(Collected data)
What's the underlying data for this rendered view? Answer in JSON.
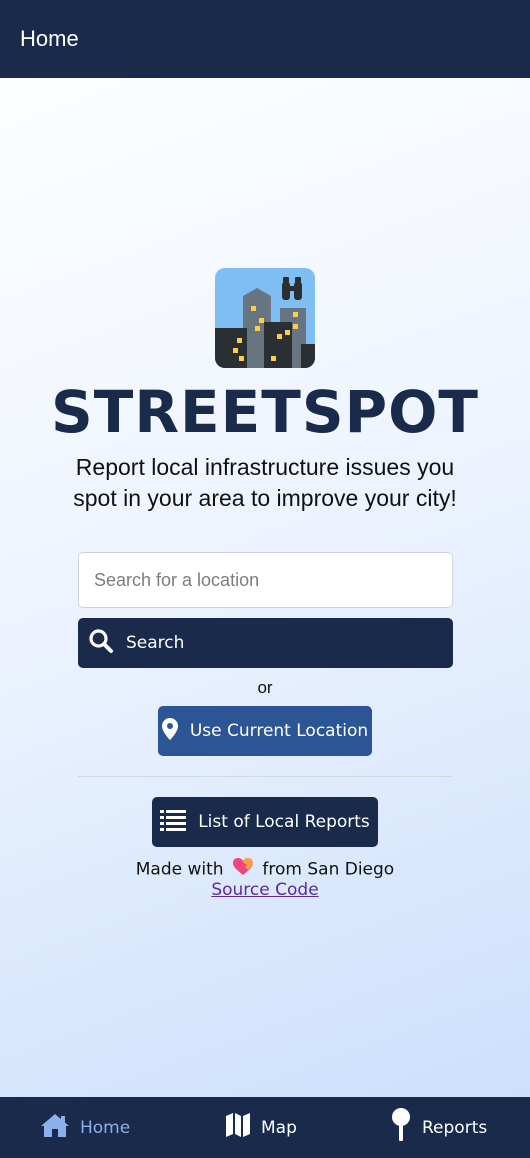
{
  "header": {
    "title": "Home"
  },
  "hero": {
    "brand": "STREETSPOT",
    "tagline_line1": "Report local infrastructure issues you",
    "tagline_line2": "spot in your area to improve your city!",
    "logo_icon": "city-binoculars-icon"
  },
  "search": {
    "placeholder": "Search for a location",
    "value": "",
    "button_label": "Search"
  },
  "or_text": "or",
  "location_button": {
    "label": "Use Current Location"
  },
  "reports_button": {
    "label": "List of Local Reports"
  },
  "footer": {
    "made_prefix": "Made with",
    "made_suffix": "from San Diego",
    "source_link": "Source Code"
  },
  "nav": {
    "items": [
      {
        "label": "Home",
        "icon": "home-icon",
        "active": true
      },
      {
        "label": "Map",
        "icon": "map-icon",
        "active": false
      },
      {
        "label": "Reports",
        "icon": "pin-icon",
        "active": false
      }
    ]
  },
  "colors": {
    "navy": "#192a4b",
    "blue_button": "#2c5596",
    "active_nav": "#8ab0ee",
    "link": "#5b2a9c"
  }
}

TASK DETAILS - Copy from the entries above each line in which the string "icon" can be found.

RESPONSE AREA -
    "logo_icon": "city-binoculars-icon"
        "icon": "home-icon",
        "icon": "map-icon",
        "icon": "pin-icon",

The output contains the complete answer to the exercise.